**Task:** Pictures in the data must not be copied, but everything else should be output exactly.

**Records for the exercise:**
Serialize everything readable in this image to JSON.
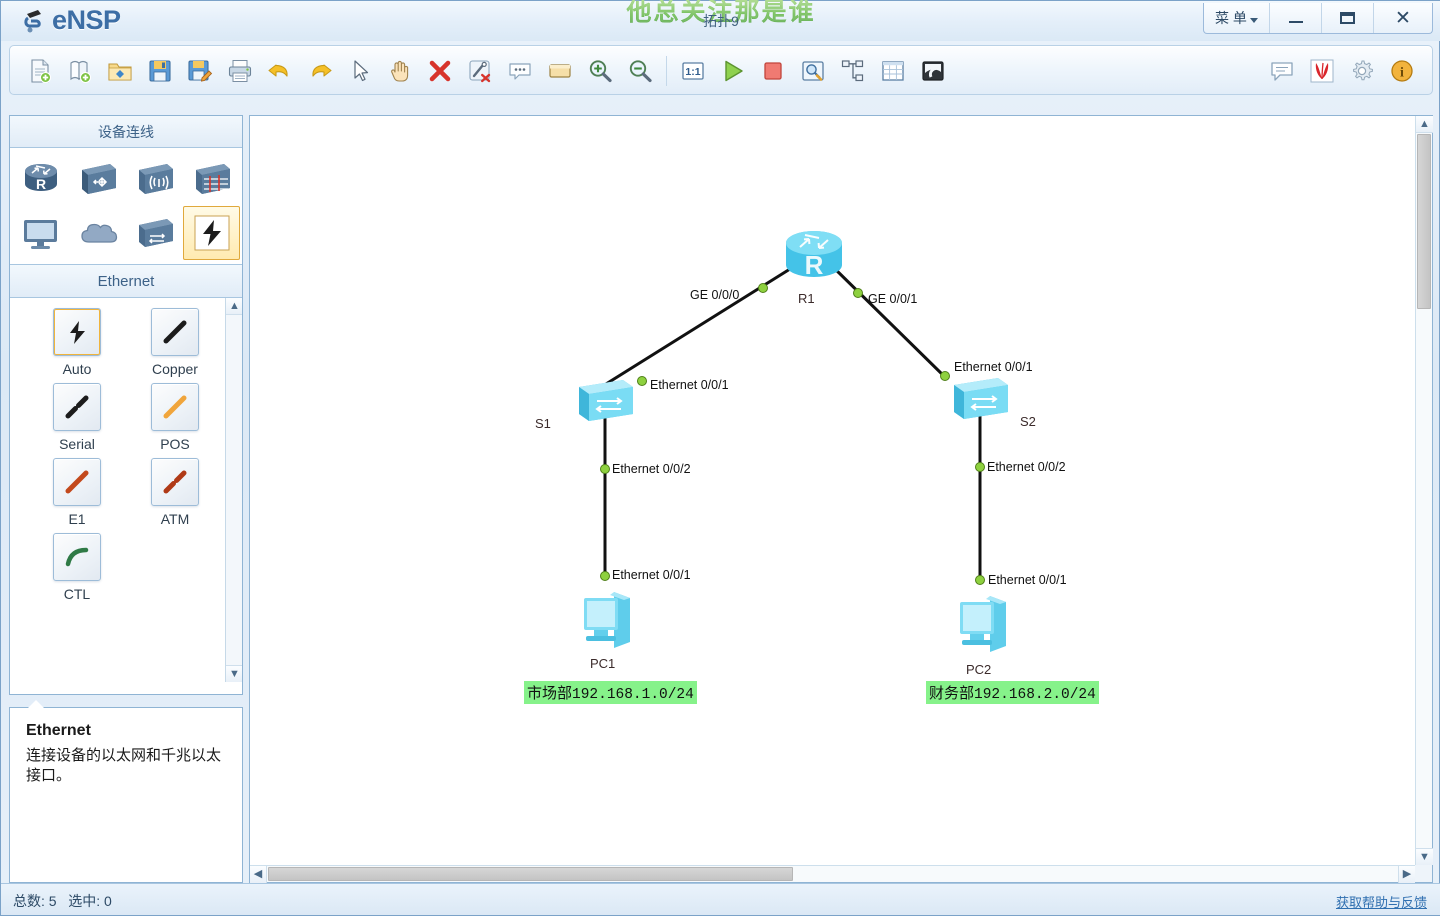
{
  "window": {
    "app_name": "eNSP",
    "title": "拓扑9",
    "watermark": "他总关注那是谁",
    "menu_label": "菜 单",
    "minimize_label": "",
    "maximize_label": "",
    "close_label": "✕"
  },
  "toolbar": {
    "left_buttons": [
      {
        "name": "new-topology-icon",
        "tip": "新建拓扑"
      },
      {
        "name": "new-from-template-icon",
        "tip": "新建试卷工程"
      },
      {
        "name": "open-folder-icon",
        "tip": "打开"
      },
      {
        "name": "save-icon",
        "tip": "保存"
      },
      {
        "name": "save-as-icon",
        "tip": "另存为"
      },
      {
        "name": "print-icon",
        "tip": "打印"
      },
      {
        "name": "undo-icon",
        "tip": "撤销"
      },
      {
        "name": "redo-icon",
        "tip": "恢复"
      },
      {
        "name": "select-pointer-icon",
        "tip": "选择"
      },
      {
        "name": "hand-pan-icon",
        "tip": "移动"
      },
      {
        "name": "delete-icon",
        "tip": "删除"
      },
      {
        "name": "delete-link-icon",
        "tip": "删除连线"
      },
      {
        "name": "add-note-icon",
        "tip": "添加描述"
      },
      {
        "name": "add-shape-icon",
        "tip": "添加图形"
      },
      {
        "name": "zoom-in-icon",
        "tip": "放大"
      },
      {
        "name": "zoom-out-icon",
        "tip": "缩小"
      }
    ],
    "run_buttons": [
      {
        "name": "actual-size-icon",
        "tip": "1:1"
      },
      {
        "name": "start-all-icon",
        "tip": "开启设备"
      },
      {
        "name": "stop-all-icon",
        "tip": "关闭设备"
      },
      {
        "name": "capture-packet-icon",
        "tip": "数据抓包"
      },
      {
        "name": "topology-tree-icon",
        "tip": "拓扑树"
      },
      {
        "name": "grid-icon",
        "tip": "网格"
      },
      {
        "name": "minimap-icon",
        "tip": "缩略图"
      }
    ],
    "right_buttons": [
      {
        "name": "comment-icon",
        "tip": "留言"
      },
      {
        "name": "huawei-logo-icon",
        "tip": "华为"
      },
      {
        "name": "settings-gear-icon",
        "tip": "设置"
      },
      {
        "name": "help-about-icon",
        "tip": "帮助"
      }
    ]
  },
  "sidebar": {
    "header": "设备连线",
    "device_rows": [
      [
        {
          "name": "router-icon",
          "label": "路由器",
          "selected": false
        },
        {
          "name": "switch-icon",
          "label": "交换机",
          "selected": false
        },
        {
          "name": "wlan-icon",
          "label": "无线局域网",
          "selected": false
        },
        {
          "name": "firewall-icon",
          "label": "防火墙",
          "selected": false
        }
      ],
      [
        {
          "name": "endpoint-icon",
          "label": "终端",
          "selected": false
        },
        {
          "name": "cloud-icon",
          "label": "其他设备",
          "selected": false
        },
        {
          "name": "device-stack-icon",
          "label": "设备",
          "selected": false
        },
        {
          "name": "connection-icon",
          "label": "连线",
          "selected": true
        }
      ]
    ],
    "subheader": "Ethernet",
    "cables": [
      {
        "name": "cable-auto",
        "label": "Auto",
        "selected": true
      },
      {
        "name": "cable-copper",
        "label": "Copper",
        "selected": false
      },
      {
        "name": "cable-serial",
        "label": "Serial",
        "selected": false
      },
      {
        "name": "cable-pos",
        "label": "POS",
        "selected": false
      },
      {
        "name": "cable-e1",
        "label": "E1",
        "selected": false
      },
      {
        "name": "cable-atm",
        "label": "ATM",
        "selected": false
      },
      {
        "name": "cable-ctl",
        "label": "CTL",
        "selected": false
      }
    ]
  },
  "description": {
    "title": "Ethernet",
    "body": "连接设备的以太网和千兆以太接口。"
  },
  "topology": {
    "nodes": [
      {
        "id": "R1",
        "type": "router",
        "label": "R1"
      },
      {
        "id": "S1",
        "type": "switch",
        "label": "S1"
      },
      {
        "id": "S2",
        "type": "switch",
        "label": "S2"
      },
      {
        "id": "PC1",
        "type": "pc",
        "label": "PC1"
      },
      {
        "id": "PC2",
        "type": "pc",
        "label": "PC2"
      }
    ],
    "interface_labels": [
      {
        "id": "r1-ge000",
        "text": "GE 0/0/0"
      },
      {
        "id": "r1-ge001",
        "text": "GE 0/0/1"
      },
      {
        "id": "s1-eth001",
        "text": "Ethernet 0/0/1"
      },
      {
        "id": "s2-eth001",
        "text": "Ethernet 0/0/1"
      },
      {
        "id": "s1-eth002",
        "text": "Ethernet 0/0/2"
      },
      {
        "id": "s2-eth002",
        "text": "Ethernet 0/0/2"
      },
      {
        "id": "pc1-eth001",
        "text": "Ethernet 0/0/1"
      },
      {
        "id": "pc2-eth001",
        "text": "Ethernet 0/0/1"
      }
    ],
    "net_tags": [
      {
        "id": "tag-market",
        "dept": "市场部",
        "cidr": "192.168.1.0/24"
      },
      {
        "id": "tag-finance",
        "dept": "财务部",
        "cidr": "192.168.2.0/24"
      }
    ]
  },
  "statusbar": {
    "total_label": "总数:",
    "total_value": "5",
    "selected_label": "选中:",
    "selected_value": "0",
    "help_link": "获取帮助与反馈"
  },
  "colors": {
    "accent": "#3d6ea5",
    "tag_green": "#86f28a",
    "link_green": "#7ed321",
    "device_cyan": "#6fd8f5"
  }
}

**Exercise output:**
Serialize everything readable in this image to JSON.
{
  "window": {
    "app_name": "eNSP",
    "title": "拓扑9",
    "watermark": "他总关注那是谁",
    "menu_label": "菜 单",
    "minimize_label": "",
    "maximize_label": "",
    "close_label": "✕"
  },
  "toolbar": {
    "left_buttons": [
      {
        "name": "new-topology-icon",
        "tip": "新建拓扑"
      },
      {
        "name": "new-from-template-icon",
        "tip": "新建试卷工程"
      },
      {
        "name": "open-folder-icon",
        "tip": "打开"
      },
      {
        "name": "save-icon",
        "tip": "保存"
      },
      {
        "name": "save-as-icon",
        "tip": "另存为"
      },
      {
        "name": "print-icon",
        "tip": "打印"
      },
      {
        "name": "undo-icon",
        "tip": "撤销"
      },
      {
        "name": "redo-icon",
        "tip": "恢复"
      },
      {
        "name": "select-pointer-icon",
        "tip": "选择"
      },
      {
        "name": "hand-pan-icon",
        "tip": "移动"
      },
      {
        "name": "delete-icon",
        "tip": "删除"
      },
      {
        "name": "delete-link-icon",
        "tip": "删除连线"
      },
      {
        "name": "add-note-icon",
        "tip": "添加描述"
      },
      {
        "name": "add-shape-icon",
        "tip": "添加图形"
      },
      {
        "name": "zoom-in-icon",
        "tip": "放大"
      },
      {
        "name": "zoom-out-icon",
        "tip": "缩小"
      }
    ],
    "run_buttons": [
      {
        "name": "actual-size-icon",
        "tip": "1:1"
      },
      {
        "name": "start-all-icon",
        "tip": "开启设备"
      },
      {
        "name": "stop-all-icon",
        "tip": "关闭设备"
      },
      {
        "name": "capture-packet-icon",
        "tip": "数据抓包"
      },
      {
        "name": "topology-tree-icon",
        "tip": "拓扑树"
      },
      {
        "name": "grid-icon",
        "tip": "网格"
      },
      {
        "name": "minimap-icon",
        "tip": "缩略图"
      }
    ],
    "right_buttons": [
      {
        "name": "comment-icon",
        "tip": "留言"
      },
      {
        "name": "huawei-logo-icon",
        "tip": "华为"
      },
      {
        "name": "settings-gear-icon",
        "tip": "设置"
      },
      {
        "name": "help-about-icon",
        "tip": "帮助"
      }
    ]
  },
  "sidebar": {
    "header": "设备连线",
    "device_rows": [
      [
        {
          "name": "router-icon",
          "label": "路由器",
          "selected": false
        },
        {
          "name": "switch-icon",
          "label": "交换机",
          "selected": false
        },
        {
          "name": "wlan-icon",
          "label": "无线局域网",
          "selected": false
        },
        {
          "name": "firewall-icon",
          "label": "防火墙",
          "selected": false
        }
      ],
      [
        {
          "name": "endpoint-icon",
          "label": "终端",
          "selected": false
        },
        {
          "name": "cloud-icon",
          "label": "其他设备",
          "selected": false
        },
        {
          "name": "device-stack-icon",
          "label": "设备",
          "selected": false
        },
        {
          "name": "connection-icon",
          "label": "连线",
          "selected": true
        }
      ]
    ],
    "subheader": "Ethernet",
    "cables": [
      {
        "name": "cable-auto",
        "label": "Auto",
        "selected": true
      },
      {
        "name": "cable-copper",
        "label": "Copper",
        "selected": false
      },
      {
        "name": "cable-serial",
        "label": "Serial",
        "selected": false
      },
      {
        "name": "cable-pos",
        "label": "POS",
        "selected": false
      },
      {
        "name": "cable-e1",
        "label": "E1",
        "selected": false
      },
      {
        "name": "cable-atm",
        "label": "ATM",
        "selected": false
      },
      {
        "name": "cable-ctl",
        "label": "CTL",
        "selected": false
      }
    ]
  },
  "description": {
    "title": "Ethernet",
    "body": "连接设备的以太网和千兆以太接口。"
  },
  "topology": {
    "nodes": [
      {
        "id": "R1",
        "type": "router",
        "label": "R1"
      },
      {
        "id": "S1",
        "type": "switch",
        "label": "S1"
      },
      {
        "id": "S2",
        "type": "switch",
        "label": "S2"
      },
      {
        "id": "PC1",
        "type": "pc",
        "label": "PC1"
      },
      {
        "id": "PC2",
        "type": "pc",
        "label": "PC2"
      }
    ],
    "interface_labels": [
      {
        "id": "r1-ge000",
        "text": "GE 0/0/0"
      },
      {
        "id": "r1-ge001",
        "text": "GE 0/0/1"
      },
      {
        "id": "s1-eth001",
        "text": "Ethernet 0/0/1"
      },
      {
        "id": "s2-eth001",
        "text": "Ethernet 0/0/1"
      },
      {
        "id": "s1-eth002",
        "text": "Ethernet 0/0/2"
      },
      {
        "id": "s2-eth002",
        "text": "Ethernet 0/0/2"
      },
      {
        "id": "pc1-eth001",
        "text": "Ethernet 0/0/1"
      },
      {
        "id": "pc2-eth001",
        "text": "Ethernet 0/0/1"
      }
    ],
    "net_tags": [
      {
        "id": "tag-market",
        "dept": "市场部",
        "cidr": "192.168.1.0/24"
      },
      {
        "id": "tag-finance",
        "dept": "财务部",
        "cidr": "192.168.2.0/24"
      }
    ]
  },
  "statusbar": {
    "total_label": "总数:",
    "total_value": "5",
    "selected_label": "选中:",
    "selected_value": "0",
    "help_link": "获取帮助与反馈"
  },
  "colors": {
    "accent": "#3d6ea5",
    "tag_green": "#86f28a",
    "link_green": "#7ed321",
    "device_cyan": "#6fd8f5"
  }
}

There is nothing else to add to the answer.